Monday, February 2, 2015
The Seventh Circuit just decided a Title VII retaliation case that could be viewed as a clash of two statute's views of protected conduct. Greengrass v. International Monetary Systems involved a retaliation claim, with the retaliation being the defendant employer's listing the plaintiff's EEOC charge, complete with her name, as the adverse action.
The Seventh Circuit had no trouble finding plaintiff's protected conduct (filing a charge with the EEOC) or the employer's adverse action (listing her by name in its 10Q forms under "Legal Proceedings" while describing it as meritless). On the latter issue, the court stressed that plaintiff claimed that a recruiter told her the filing made her unemployable and she also alleged that a Google search of her name drew multiple hits.

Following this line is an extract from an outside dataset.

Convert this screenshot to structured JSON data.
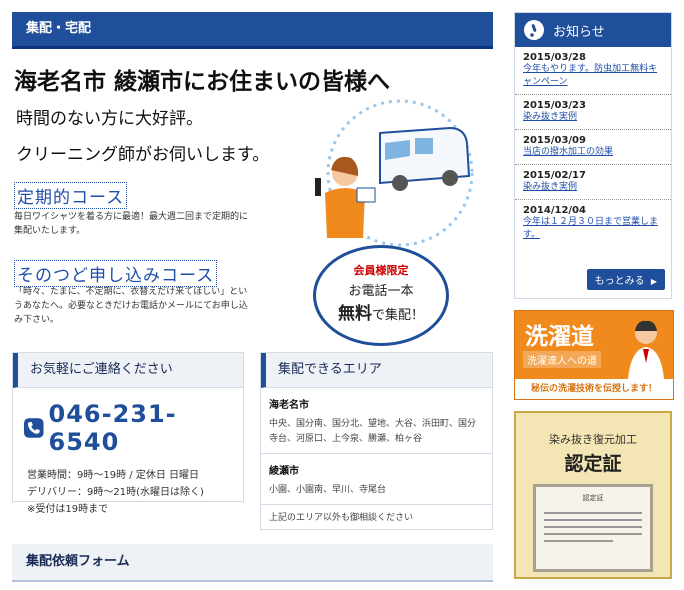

Plus there was considerable evidence of pretext - including the employer's inconsistent treatment of reporting litigation against it. In earlier filings, it did not include litigants' names; then it did; then it didn't. Accordingly, a reasonable jury could conclude that its naming plaintiff was in response to advice about compliance with SEC regulations.
But what about the possibility that the employer was required by the SEC to name the plaintiff? After all, if it were, compulsion of law would seem to render any harm to the plaintiff simply a consequence of compliance. That could be viewed as either a kind of privilege or negating any employer intent to discriminate. At any rate, I'm informed by someone who knows that the rule is that a company needs to name the principal parties to material legal proceedings. Presumably, the question then would be whether the company so determined in good faith. (I'm told that the fact that a firm simultaneously labels a claim as "meritless" doesn't necessarily negate materiality. Go figure).
So what should an employer do? Passing on materiality in individual cases seems fraught after the 7th Circuit's decision, which suggests that maybe employers would be wise to name all litigants all the time. Not a happy result for employees, and one that leads me to wonder if naming all litigants might run afoul of the disparate impact theory -- assuming it applies in retaliation cases, which may be up for grabs in light of recent developments.
H/t to Tim Glynn, Steve Willborn.